I couldn't even bare to read through them all after the game on that Sunday. I was numb. Numb of all feelings.

The numbness was my body's way of protecting me from the emotional trauma I knew was coming.

I sat in Coopers Stadium, daydreaming, I was watching but not watching the Adelaide United A-league game. I was still in shock, knowing what I felt, knowing what I was in for, knowing what the scans would confirm the following morning.

The messages of "stay positive", "be strong", "you've got this", didn't even touch the surface. My replies just became robotic.

I know that a lot of people didn't know what to say to me, so this was their "go to" message. But knowing how many people reached out to me, was enough for me to know how big of a support system I have.

I could write a book about how to recover from ACL injuries part I; part II and as of last week part III.

rajcic-2015-03-03 In a split moment, Rajcic's season was over (Photo: Adam Butler)

After someone does their first ACL, especially in the women's side of the game (it is happening on a regular basis these days), it's essentially expected that you'll make a comeback.

Every situation is different.

Every person has a different story, every person has different struggles, everyone deals with it in a different way.

Typically, you are optimistic, almost excited to take on the challenge ahead. You don't know what is coming, its unknown territory.

The process, the journey ahead is a mundane one. People forget how challenging it really is. Every. Single. Day. Can be a major struggle.

To get yourself motivated, and to keep yourself motivated and focused for a long period of time really takes its toll on you mentally.

I know what's coming my way. And boy am I scared.

"Scared probably isn't the right word for it but I don't know how else to explain it. I know over the next 12 months, I will quit; not just once, but numerous amounts of times."

I will throw in the towel and say to myself "that’s it, why do you keep putting yourself through this". But deep down, I can't end my career on that.

I cannot walk away from this game that I love so much.

The passion I have for this sport cannot be explained. My life just wouldn't be life without it. I have friends around the country and even around the world, the values I've learned, the qualities in me that I have developed and improved and the experiences and memories made over the years; have all made me the person I am.

Supporting the Lady Reds alongside coach Jamie Harnwell (Photo: Adam Butler) Supporting the Lady Reds alongside coach Jamie Harnwell (Photo: Adam Butler)

It was funny when people asked me if I would still be involved with the Lady Reds for the remainder of the season. To me this was the most idiotic question I thought someone could ask me.

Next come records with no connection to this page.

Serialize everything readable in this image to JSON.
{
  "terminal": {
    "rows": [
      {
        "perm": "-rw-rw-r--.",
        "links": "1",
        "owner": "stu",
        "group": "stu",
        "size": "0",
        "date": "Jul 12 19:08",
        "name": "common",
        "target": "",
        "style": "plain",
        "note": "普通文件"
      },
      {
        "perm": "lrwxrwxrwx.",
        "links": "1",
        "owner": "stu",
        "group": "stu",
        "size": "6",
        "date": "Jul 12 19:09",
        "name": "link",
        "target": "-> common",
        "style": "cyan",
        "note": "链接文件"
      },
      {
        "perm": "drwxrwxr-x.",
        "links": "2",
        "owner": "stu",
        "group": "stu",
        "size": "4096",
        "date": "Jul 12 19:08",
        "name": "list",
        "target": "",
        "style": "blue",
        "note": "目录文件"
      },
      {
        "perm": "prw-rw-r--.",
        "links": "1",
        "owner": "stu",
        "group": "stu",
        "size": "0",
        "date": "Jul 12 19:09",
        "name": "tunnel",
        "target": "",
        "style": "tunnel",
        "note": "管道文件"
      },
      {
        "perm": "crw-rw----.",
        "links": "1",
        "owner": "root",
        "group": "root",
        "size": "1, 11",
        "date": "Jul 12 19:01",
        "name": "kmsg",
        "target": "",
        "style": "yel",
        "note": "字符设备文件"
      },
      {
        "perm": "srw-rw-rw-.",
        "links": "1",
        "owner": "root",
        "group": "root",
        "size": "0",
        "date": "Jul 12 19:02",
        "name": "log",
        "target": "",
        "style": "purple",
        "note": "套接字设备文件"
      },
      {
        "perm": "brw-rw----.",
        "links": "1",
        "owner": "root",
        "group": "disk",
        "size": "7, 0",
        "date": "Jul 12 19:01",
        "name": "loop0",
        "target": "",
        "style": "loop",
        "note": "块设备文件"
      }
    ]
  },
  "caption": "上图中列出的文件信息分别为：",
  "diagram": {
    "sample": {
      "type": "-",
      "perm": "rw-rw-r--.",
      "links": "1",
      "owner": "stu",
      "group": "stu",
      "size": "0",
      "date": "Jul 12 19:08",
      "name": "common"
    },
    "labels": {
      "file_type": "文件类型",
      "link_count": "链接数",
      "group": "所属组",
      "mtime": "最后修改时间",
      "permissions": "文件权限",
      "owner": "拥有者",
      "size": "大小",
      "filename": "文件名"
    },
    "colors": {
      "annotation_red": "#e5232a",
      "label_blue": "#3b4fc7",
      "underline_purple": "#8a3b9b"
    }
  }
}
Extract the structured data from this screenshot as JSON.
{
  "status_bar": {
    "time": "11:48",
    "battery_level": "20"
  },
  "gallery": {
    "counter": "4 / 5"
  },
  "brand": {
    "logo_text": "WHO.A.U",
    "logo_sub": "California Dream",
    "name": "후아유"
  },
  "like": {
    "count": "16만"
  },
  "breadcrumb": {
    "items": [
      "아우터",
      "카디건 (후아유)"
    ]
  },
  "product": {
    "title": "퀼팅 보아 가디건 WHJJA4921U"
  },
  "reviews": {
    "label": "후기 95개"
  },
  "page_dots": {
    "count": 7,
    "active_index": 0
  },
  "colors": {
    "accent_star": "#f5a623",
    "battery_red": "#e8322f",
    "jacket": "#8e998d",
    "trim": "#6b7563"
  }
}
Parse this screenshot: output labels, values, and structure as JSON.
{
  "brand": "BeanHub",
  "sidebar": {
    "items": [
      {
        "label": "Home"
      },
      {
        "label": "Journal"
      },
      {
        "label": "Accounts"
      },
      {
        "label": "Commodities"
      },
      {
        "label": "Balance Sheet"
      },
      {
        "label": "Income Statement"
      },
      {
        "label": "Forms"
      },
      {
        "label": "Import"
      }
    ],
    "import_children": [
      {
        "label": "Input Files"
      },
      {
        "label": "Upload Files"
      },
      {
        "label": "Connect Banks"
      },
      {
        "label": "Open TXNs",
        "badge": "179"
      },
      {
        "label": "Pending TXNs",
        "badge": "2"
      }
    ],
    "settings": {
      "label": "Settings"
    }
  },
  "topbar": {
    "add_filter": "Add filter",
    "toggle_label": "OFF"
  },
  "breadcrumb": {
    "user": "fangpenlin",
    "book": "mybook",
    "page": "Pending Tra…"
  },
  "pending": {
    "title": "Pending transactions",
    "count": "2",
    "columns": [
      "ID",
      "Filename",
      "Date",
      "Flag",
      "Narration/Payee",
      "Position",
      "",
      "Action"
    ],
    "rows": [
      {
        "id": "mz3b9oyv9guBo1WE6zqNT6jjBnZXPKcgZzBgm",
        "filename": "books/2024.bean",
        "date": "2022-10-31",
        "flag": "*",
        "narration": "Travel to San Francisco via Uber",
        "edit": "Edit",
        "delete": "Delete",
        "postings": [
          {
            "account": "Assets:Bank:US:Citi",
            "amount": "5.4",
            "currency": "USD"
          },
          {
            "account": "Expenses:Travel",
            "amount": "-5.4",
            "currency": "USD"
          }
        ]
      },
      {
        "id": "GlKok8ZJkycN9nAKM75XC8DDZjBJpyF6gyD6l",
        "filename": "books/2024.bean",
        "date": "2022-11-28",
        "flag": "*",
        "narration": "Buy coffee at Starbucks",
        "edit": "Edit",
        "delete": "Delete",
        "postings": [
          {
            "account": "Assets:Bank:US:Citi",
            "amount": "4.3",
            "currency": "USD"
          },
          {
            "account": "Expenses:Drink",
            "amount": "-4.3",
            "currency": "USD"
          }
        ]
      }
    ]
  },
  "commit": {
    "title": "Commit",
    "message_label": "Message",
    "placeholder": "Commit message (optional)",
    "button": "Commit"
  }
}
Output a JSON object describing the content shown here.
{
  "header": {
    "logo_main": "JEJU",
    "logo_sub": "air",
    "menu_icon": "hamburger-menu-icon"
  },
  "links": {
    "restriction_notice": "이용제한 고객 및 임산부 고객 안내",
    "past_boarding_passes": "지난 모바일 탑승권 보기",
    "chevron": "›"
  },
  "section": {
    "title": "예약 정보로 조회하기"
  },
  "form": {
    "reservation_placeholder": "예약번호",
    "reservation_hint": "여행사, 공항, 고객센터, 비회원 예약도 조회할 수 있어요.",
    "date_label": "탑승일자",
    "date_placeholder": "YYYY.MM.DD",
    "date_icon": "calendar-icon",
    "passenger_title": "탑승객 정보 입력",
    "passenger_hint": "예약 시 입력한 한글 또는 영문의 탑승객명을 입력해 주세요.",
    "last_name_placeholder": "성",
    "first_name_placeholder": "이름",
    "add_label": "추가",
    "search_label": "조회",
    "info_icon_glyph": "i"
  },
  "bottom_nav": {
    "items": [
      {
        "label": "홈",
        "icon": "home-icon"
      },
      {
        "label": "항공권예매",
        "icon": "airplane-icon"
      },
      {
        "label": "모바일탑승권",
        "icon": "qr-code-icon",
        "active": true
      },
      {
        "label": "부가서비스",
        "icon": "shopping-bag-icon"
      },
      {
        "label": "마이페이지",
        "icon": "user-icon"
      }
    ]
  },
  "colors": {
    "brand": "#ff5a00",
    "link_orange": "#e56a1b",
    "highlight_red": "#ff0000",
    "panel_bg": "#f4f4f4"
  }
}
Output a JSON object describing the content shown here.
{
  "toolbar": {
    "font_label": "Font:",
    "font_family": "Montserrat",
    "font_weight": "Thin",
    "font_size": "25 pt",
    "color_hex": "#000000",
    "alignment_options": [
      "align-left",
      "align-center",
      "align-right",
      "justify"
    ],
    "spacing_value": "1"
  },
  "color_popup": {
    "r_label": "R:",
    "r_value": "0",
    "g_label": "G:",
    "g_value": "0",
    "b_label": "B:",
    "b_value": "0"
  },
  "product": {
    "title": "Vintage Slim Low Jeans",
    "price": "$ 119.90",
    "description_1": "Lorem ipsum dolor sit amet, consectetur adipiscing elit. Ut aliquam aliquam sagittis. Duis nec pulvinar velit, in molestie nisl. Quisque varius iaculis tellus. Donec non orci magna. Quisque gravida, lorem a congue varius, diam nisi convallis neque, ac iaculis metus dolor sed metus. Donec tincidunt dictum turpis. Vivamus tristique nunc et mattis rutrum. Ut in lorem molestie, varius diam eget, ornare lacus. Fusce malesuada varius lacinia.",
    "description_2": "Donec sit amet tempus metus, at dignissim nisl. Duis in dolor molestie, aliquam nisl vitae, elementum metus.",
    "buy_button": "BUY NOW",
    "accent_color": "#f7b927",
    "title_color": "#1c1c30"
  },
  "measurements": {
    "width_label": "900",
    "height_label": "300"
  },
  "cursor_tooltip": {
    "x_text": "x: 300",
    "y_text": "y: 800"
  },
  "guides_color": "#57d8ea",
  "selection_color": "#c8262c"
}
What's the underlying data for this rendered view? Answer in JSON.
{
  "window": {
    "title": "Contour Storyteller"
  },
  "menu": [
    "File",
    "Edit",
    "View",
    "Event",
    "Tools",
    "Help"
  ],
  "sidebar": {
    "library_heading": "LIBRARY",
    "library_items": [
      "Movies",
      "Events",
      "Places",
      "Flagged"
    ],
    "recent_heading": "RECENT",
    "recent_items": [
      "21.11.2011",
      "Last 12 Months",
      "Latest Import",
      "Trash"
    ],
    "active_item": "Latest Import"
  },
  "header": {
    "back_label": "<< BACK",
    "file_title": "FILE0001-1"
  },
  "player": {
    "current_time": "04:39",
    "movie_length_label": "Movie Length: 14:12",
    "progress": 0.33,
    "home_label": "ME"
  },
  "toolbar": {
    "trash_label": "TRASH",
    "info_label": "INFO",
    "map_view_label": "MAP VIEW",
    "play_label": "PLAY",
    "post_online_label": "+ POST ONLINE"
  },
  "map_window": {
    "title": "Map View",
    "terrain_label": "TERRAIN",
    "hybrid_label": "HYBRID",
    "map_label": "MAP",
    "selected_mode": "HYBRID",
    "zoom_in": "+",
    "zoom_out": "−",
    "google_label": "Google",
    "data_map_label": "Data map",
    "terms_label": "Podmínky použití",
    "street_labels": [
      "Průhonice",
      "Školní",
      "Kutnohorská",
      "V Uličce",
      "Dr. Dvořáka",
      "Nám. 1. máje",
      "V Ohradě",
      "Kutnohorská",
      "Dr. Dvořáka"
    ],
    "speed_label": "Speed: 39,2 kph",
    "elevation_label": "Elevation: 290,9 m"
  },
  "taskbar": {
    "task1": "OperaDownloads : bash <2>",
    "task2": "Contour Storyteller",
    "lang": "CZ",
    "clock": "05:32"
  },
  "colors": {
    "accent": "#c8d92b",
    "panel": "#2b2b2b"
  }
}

Jamie gave me the role of Captain for a reason.

No matter what happened to me, there was no way I would not be there for the girls as their leader.  Even if I have to lead them from the sidelines, that’s exactly what I’ll do.

I still have faith that this squad has more to prove and more to give. I see it on a daily basis. Our destiny is in our own hands.

The league is as tight as it has ever been; but this is our year. This is the year the Lady Reds play Finals football. The opportunity is there, we need to grab it with both hands and hold on tight.

Sunday is this day. Sunday is the day that we grab 3 points and move towards our best year ever.

We are #REDlentless and we will never give up... nor will I!!